(PROBLEM):
Please retype the data below in full.

★ ★ ★ ★ ★

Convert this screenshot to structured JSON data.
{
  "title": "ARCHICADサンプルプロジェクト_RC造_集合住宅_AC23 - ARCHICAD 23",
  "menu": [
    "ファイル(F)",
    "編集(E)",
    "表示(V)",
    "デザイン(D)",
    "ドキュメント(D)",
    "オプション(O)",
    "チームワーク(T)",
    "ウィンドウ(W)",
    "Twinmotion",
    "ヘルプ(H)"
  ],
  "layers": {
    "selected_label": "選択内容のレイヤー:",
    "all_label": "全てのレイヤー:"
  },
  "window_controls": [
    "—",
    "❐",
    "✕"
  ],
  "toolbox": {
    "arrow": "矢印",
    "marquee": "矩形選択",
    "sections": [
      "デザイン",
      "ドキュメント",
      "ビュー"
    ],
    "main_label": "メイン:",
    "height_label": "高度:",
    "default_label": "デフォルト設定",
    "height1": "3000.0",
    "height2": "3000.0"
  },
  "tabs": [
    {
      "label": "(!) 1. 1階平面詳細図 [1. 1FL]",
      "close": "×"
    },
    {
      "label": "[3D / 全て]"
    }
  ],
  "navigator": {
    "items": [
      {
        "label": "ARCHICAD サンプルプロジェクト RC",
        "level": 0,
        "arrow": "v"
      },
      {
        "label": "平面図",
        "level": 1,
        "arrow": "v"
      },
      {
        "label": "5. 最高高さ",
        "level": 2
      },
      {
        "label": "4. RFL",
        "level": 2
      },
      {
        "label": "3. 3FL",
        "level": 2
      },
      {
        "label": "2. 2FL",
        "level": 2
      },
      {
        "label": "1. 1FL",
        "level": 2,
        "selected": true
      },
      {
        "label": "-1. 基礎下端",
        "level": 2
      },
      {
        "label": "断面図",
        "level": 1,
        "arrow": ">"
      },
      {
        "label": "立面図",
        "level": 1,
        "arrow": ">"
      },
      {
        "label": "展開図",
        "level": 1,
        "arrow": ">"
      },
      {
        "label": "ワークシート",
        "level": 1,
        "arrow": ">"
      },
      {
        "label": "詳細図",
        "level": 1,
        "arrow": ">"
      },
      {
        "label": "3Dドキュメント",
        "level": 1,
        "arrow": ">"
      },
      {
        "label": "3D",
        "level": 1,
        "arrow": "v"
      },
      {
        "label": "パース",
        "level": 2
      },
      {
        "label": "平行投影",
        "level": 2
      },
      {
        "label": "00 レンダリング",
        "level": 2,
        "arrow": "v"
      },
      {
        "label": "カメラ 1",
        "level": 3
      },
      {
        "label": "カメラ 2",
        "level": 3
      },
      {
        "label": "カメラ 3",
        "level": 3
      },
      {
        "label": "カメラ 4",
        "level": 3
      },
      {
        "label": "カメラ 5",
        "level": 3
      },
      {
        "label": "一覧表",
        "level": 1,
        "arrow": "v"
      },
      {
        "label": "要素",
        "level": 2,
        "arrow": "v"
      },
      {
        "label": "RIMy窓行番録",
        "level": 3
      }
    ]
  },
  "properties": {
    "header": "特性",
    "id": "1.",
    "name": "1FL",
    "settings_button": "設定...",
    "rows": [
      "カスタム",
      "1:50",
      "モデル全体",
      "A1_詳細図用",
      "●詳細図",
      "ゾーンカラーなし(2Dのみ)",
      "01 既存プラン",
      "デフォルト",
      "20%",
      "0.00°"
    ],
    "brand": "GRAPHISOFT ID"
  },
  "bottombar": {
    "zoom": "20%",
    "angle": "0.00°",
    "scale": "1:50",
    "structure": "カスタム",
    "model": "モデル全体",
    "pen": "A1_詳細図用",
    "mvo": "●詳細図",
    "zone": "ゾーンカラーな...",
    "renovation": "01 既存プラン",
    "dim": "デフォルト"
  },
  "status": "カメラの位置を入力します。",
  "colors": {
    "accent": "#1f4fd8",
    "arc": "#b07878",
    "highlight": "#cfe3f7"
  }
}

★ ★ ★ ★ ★

(OUTPUT OF THE TASK):
Convert this screenshot to structured JSON data.
{
  "title": "ARCHICADサンプルプロジェクト_RC造_集合住宅_AC23 - ARCHICAD 23",
  "menu": [
    "ファイル(F)",
    "編集(E)",
    "表示(V)",
    "デザイン(D)",
    "ドキュメント(D)",
    "オプション(O)",
    "チームワーク(T)",
    "ウィンドウ(W)",
    "Twinmotion",
    "ヘルプ(H)"
  ],
  "layers": {
    "selected_label": "選択内容のレイヤー:",
    "all_label": "全てのレイヤー:"
  },
  "window_controls": [
    "—",
    "❐",
    "✕"
  ],
  "toolbox": {
    "arrow": "矢印",
    "marquee": "矩形選択",
    "sections": [
      "デザイン",
      "ドキュメント",
      "ビュー"
    ],
    "main_label": "メイン:",
    "height_label": "高度:",
    "default_label": "デフォルト設定",
    "height1": "3000.0",
    "height2": "3000.0"
  },
  "tabs": [
    {
      "label": "(!) 1. 1階平面詳細図 [1. 1FL]",
      "close": "×"
    },
    {
      "label": "[3D / 全て]"
    }
  ],
  "navigator": {
    "items": [
      {
        "label": "ARCHICAD サンプルプロジェクト RC",
        "level": 0,
        "arrow": "v"
      },
      {
        "label": "平面図",
        "level": 1,
        "arrow": "v"
      },
      {
        "label": "5. 最高高さ",
        "level": 2
      },
      {
        "label": "4. RFL",
        "level": 2
      },
      {
        "label": "3. 3FL",
        "level": 2
      },
      {
        "label": "2. 2FL",
        "level": 2
      },
      {
        "label": "1. 1FL",
        "level": 2,
        "selected": true
      },
      {
        "label": "-1. 基礎下端",
        "level": 2
      },
      {
        "label": "断面図",
        "level": 1,
        "arrow": ">"
      },
      {
        "label": "立面図",
        "level": 1,
        "arrow": ">"
      },
      {
        "label": "展開図",
        "level": 1,
        "arrow": ">"
      },
      {
        "label": "ワークシート",
        "level": 1,
        "arrow": ">"
      },
      {
        "label": "詳細図",
        "level": 1,
        "arrow": ">"
      },
      {
        "label": "3Dドキュメント",
        "level": 1,
        "arrow": ">"
      },
      {
        "label": "3D",
        "level": 1,
        "arrow": "v"
      },
      {
        "label": "パース",
        "level": 2
      },
      {
        "label": "平行投影",
        "level": 2
      },
      {
        "label": "00 レンダリング",
        "level": 2,
        "arrow": "v"
      },
      {
        "label": "カメラ 1",
        "level": 3
      },
      {
        "label": "カメラ 2",
        "level": 3
      },
      {
        "label": "カメラ 3",
        "level": 3
      },
      {
        "label": "カメラ 4",
        "level": 3
      },
      {
        "label": "カメラ 5",
        "level": 3
      },
      {
        "label": "一覧表",
        "level": 1,
        "arrow": "v"
      },
      {
        "label": "要素",
        "level": 2,
        "arrow": "v"
      },
      {
        "label": "RIMy窓行番録",
        "level": 3
      }
    ]
  },
  "properties": {
    "header": "特性",
    "id": "1.",
    "name": "1FL",
    "settings_button": "設定...",
    "rows": [
      "カスタム",
      "1:50",
      "モデル全体",
      "A1_詳細図用",
      "●詳細図",
      "ゾーンカラーなし(2Dのみ)",
      "01 既存プラン",
      "デフォルト",
      "20%",
      "0.00°"
    ],
    "brand": "GRAPHISOFT ID"
  },
  "bottombar": {
    "zoom": "20%",
    "angle": "0.00°",
    "scale": "1:50",
    "structure": "カスタム",
    "model": "モデル全体",
    "pen": "A1_詳細図用",
    "mvo": "●詳細図",
    "zone": "ゾーンカラーな...",
    "renovation": "01 既存プラン",
    "dim": "デフォルト"
  },
  "status": "カメラの位置を入力します。",
  "colors": {
    "accent": "#1f4fd8",
    "arc": "#b07878",
    "highlight": "#cfe3f7"
  }
}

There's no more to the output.